- [Task prompt] Look for the word "NULL" in the records, and copy each line where it appears.

(Stored items)

##############################

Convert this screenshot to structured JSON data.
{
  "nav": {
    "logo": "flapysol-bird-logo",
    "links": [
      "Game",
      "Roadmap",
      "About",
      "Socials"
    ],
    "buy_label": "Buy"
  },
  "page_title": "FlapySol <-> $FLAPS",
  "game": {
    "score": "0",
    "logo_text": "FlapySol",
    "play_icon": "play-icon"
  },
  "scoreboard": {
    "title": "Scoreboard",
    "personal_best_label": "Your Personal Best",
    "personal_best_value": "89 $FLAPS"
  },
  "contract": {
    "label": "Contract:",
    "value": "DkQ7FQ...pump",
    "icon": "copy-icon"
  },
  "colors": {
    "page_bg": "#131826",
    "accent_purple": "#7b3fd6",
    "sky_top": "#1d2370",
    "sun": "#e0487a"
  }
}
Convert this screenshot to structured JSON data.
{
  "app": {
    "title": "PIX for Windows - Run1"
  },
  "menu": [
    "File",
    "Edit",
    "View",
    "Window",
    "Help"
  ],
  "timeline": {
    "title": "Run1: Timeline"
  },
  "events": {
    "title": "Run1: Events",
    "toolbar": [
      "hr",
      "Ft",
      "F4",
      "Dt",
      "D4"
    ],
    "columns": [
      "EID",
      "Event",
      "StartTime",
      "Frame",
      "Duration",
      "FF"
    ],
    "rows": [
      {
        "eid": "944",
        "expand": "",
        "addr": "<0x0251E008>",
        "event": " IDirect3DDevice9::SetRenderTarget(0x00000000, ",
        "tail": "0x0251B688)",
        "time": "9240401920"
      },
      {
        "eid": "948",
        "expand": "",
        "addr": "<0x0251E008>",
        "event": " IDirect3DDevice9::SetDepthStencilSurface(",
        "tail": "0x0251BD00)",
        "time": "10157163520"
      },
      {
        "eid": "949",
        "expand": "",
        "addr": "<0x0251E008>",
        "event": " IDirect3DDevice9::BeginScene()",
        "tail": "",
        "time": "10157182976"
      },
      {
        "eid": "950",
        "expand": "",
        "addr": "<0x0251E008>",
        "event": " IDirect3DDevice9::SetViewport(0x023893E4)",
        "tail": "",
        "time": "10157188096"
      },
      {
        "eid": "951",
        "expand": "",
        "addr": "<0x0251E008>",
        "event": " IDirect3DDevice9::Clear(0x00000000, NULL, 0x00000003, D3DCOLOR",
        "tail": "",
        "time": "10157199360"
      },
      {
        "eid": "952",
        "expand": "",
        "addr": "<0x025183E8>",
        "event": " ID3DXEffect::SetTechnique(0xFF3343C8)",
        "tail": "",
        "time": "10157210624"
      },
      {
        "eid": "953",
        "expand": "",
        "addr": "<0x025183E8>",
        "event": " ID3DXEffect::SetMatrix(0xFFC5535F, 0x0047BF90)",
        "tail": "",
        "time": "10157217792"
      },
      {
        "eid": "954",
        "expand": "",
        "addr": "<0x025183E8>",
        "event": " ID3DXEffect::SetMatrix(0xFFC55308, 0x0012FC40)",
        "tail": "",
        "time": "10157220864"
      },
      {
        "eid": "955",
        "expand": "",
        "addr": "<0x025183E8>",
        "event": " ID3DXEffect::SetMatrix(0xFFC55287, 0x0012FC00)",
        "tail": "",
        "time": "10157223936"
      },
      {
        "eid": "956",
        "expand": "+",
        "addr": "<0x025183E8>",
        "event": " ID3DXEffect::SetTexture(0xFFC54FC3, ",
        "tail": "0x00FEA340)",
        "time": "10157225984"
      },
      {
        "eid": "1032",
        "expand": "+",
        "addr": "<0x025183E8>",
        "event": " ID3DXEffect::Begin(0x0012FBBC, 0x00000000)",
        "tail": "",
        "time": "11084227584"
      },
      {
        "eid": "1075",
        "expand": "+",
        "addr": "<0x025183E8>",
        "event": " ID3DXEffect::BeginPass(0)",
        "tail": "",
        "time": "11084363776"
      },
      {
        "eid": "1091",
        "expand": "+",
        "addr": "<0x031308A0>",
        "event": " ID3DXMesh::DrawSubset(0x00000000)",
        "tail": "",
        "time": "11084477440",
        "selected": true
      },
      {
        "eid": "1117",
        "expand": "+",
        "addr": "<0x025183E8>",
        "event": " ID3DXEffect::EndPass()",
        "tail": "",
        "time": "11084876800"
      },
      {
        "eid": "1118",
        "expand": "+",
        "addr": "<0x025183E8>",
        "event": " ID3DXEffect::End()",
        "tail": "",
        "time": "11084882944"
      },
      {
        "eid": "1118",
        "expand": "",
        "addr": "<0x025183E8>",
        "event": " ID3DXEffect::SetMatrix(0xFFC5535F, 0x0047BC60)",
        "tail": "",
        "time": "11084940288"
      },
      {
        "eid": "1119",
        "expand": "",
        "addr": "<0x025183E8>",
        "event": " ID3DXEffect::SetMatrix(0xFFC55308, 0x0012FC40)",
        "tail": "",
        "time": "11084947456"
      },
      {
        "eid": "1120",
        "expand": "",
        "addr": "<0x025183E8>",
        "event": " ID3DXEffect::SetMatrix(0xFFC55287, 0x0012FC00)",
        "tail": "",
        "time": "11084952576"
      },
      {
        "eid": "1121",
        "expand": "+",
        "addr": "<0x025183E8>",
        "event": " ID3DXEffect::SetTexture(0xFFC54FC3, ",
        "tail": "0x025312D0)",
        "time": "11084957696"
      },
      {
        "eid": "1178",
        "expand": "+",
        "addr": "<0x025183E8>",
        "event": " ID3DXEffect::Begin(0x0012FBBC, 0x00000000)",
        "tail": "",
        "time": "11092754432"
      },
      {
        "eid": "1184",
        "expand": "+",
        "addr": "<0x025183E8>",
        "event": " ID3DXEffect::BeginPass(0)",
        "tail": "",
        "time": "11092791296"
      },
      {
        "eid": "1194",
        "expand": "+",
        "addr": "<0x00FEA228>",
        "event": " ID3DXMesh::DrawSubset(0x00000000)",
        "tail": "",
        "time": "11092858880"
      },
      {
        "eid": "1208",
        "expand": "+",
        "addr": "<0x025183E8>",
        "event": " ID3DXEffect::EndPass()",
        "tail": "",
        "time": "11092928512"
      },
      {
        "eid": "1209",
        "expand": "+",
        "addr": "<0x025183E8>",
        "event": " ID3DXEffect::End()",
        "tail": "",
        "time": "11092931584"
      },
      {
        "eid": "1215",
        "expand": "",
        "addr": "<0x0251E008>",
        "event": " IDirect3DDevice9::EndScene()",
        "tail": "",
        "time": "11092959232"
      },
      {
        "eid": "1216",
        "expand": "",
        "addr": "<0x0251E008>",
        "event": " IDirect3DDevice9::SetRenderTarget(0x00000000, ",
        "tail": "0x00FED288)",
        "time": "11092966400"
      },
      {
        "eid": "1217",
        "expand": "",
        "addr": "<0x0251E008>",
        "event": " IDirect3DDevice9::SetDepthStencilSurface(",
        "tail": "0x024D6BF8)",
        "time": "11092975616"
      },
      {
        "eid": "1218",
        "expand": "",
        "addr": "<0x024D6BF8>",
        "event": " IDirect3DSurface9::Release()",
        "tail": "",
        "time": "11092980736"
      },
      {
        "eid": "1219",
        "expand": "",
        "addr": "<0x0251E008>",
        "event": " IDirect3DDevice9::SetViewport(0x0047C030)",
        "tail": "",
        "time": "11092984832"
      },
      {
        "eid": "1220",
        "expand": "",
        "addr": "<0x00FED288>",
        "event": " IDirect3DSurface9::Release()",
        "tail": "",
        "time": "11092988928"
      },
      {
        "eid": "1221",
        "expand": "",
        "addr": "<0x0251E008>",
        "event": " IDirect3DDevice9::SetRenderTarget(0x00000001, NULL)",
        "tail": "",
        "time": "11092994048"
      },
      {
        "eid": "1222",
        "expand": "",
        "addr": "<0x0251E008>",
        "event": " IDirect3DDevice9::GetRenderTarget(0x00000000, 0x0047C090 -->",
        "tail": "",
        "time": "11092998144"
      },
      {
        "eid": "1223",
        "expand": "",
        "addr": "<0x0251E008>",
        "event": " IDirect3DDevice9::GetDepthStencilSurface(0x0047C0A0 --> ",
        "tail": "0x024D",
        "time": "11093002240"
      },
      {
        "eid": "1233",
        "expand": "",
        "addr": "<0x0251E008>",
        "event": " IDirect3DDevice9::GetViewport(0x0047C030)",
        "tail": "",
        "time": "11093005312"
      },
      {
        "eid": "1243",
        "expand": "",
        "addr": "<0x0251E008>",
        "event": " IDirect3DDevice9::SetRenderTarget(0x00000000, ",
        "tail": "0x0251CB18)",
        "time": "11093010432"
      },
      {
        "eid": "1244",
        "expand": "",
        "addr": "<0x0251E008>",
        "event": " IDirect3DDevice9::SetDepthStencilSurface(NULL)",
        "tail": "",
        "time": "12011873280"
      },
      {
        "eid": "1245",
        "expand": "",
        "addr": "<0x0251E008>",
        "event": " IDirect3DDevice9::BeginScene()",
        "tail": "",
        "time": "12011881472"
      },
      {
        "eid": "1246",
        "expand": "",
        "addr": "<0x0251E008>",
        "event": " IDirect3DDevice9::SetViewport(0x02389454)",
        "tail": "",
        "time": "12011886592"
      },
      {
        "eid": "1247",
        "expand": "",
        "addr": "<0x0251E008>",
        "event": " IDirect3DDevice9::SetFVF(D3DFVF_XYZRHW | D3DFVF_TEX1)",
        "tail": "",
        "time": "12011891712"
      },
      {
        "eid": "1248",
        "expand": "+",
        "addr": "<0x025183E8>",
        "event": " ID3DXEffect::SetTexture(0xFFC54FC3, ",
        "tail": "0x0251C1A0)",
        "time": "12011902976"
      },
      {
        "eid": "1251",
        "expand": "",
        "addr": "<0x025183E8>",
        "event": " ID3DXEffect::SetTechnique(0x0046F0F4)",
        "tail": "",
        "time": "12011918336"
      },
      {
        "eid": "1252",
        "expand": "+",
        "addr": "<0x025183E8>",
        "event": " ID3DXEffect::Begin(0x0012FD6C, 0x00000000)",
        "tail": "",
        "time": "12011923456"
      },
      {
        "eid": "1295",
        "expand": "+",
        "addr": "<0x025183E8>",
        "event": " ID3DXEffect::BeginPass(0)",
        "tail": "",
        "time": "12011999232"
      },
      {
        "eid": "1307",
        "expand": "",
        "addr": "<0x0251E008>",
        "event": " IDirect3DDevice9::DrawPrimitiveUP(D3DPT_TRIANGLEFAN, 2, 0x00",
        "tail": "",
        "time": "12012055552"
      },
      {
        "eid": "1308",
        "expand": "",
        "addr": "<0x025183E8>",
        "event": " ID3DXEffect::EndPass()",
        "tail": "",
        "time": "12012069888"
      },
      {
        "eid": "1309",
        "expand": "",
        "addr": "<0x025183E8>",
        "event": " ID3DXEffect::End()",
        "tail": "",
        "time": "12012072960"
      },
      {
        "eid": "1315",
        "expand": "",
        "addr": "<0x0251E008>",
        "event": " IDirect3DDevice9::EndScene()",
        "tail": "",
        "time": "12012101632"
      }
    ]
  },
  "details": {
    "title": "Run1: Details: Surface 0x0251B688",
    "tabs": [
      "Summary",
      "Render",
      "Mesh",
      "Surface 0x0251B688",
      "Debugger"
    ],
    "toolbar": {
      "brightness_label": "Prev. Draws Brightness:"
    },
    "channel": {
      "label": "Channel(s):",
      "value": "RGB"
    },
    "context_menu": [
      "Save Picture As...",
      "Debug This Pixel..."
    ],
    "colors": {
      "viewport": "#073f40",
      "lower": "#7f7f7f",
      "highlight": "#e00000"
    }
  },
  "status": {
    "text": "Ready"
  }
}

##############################

- [Result of this task]
        "event": " IDirect3DDevice9::Clear(0x00000000, NULL, 0x00000003, D3DCOLOR",
        "event": " IDirect3DDevice9::SetRenderTarget(0x00000001, NULL)",
        "event": " IDirect3DDevice9::SetDepthStencilSurface(NULL)",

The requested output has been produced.